While channel surfing, you are bound to come across programs on the “glory” of ancient Egypt. Perhaps these programs should have a warning label. No doubt the pyramids constructed during this time were quite impressive feats of engineering and management. But they were products of a system where wealth and the control of the nation’s resources were in the hands of the very, very few. In a review of the book, A History of Ancient Egypt by John Romer, it was stated that “. . . 70 tons of copper chisels were needed to cut stone for the Step Pyramid of King Djoser. . . . Look and learn afresh. What they teach us, which is nothing less than the development of a stunningly sophisticated and successful civilization.”
What’s stunning to me is how a handful of people, including the Pharaohs, their families and close allies, completely controlled the economy and the very lives of those ancient citizens! Also stunning is how the country’s wealth was devoted to building palaces and enormous tombs which to this day have produced very little, if any benefit, to Egyptians (tourism being the exception). Perhaps the Egypt of today would be more prosperous if its resources had been allocated to building schools to enhance innovation and socioeconomic mobility.
But don’t get me wrong; I am in favor of monuments. But I prefer the American kind such as universities with the names of Vanderbilt, Carnegie, Kennedy School of Government, etc. Or edifices like the Washington Monument, the Lincoln Memorial, etc. Compared to the pyramids, these monuments are quite modest. But the achievements of the namesakes are what’re important, not the physical structures themselves. The achievements of these citizens have made life and opportunity substantially better for all Americans.
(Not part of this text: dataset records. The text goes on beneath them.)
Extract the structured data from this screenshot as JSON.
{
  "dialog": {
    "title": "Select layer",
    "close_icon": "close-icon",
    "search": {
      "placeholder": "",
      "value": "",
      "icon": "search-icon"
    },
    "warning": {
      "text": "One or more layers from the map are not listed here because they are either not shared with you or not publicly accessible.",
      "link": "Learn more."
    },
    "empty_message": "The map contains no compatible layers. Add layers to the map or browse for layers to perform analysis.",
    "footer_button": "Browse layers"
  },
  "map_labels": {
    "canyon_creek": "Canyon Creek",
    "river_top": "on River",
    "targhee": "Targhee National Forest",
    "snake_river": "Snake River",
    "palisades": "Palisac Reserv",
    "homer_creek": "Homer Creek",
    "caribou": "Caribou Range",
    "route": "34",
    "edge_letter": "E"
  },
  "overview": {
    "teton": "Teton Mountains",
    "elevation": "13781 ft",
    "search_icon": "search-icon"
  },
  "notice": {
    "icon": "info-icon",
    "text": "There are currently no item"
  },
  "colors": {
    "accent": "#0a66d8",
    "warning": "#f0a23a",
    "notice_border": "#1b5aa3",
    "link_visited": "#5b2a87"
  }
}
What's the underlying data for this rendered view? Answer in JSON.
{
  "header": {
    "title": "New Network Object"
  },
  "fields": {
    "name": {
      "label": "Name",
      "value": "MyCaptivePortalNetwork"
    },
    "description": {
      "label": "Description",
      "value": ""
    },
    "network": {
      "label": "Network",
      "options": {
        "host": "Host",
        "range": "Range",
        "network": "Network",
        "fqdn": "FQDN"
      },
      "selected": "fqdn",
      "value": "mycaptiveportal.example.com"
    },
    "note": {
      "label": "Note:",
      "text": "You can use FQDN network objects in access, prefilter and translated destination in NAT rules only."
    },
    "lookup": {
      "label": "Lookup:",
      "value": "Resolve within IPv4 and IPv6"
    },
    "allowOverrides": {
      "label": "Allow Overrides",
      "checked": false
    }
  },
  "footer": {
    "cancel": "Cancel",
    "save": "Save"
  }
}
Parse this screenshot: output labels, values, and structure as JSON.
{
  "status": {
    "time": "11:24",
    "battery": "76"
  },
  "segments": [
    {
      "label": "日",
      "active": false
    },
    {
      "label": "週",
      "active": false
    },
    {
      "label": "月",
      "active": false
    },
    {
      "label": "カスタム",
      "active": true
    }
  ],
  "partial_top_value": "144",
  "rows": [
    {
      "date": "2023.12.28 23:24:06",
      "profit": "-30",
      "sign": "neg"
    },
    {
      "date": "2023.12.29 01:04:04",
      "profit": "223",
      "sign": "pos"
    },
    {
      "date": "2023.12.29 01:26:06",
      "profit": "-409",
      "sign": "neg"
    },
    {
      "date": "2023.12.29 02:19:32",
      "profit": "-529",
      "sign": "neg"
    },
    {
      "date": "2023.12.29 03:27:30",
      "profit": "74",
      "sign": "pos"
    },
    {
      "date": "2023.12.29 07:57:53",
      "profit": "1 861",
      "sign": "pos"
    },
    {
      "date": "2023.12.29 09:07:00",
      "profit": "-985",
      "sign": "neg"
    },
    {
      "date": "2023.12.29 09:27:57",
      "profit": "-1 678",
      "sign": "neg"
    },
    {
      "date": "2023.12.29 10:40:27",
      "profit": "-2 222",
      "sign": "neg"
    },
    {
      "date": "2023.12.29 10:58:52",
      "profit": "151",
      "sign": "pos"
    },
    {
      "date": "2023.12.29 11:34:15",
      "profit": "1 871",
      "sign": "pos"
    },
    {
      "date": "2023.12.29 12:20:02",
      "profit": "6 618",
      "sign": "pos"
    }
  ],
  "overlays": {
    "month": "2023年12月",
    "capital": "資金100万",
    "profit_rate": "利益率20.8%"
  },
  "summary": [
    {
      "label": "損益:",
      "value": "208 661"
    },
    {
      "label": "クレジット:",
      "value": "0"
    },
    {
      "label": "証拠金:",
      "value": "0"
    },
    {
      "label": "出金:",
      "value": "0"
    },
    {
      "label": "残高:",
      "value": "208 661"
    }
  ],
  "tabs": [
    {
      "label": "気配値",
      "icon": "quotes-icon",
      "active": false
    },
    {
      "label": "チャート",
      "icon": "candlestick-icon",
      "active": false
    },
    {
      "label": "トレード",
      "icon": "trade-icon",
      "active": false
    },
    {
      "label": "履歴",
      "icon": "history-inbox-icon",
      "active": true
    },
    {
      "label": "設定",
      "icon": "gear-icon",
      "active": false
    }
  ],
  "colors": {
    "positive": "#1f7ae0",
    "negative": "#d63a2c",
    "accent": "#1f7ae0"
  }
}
In our society achievement in many ways is its own trophy, medal or “pyramid”, not the other way ’round. For example, although the United States is a relatively young nation, it greatly outpaces older societies in terms of the proportion of its population who are college graduates as well as those who are currently enrolled in colleges and universities. According to information published in The Chronicle of Higher Education, the proportion of Americans enrolled in college per 100,000 people [6,586] significantly outpaces Britain [3,976], China [2,342], Egypt [2,737], India [1,768], and Japan [3,025].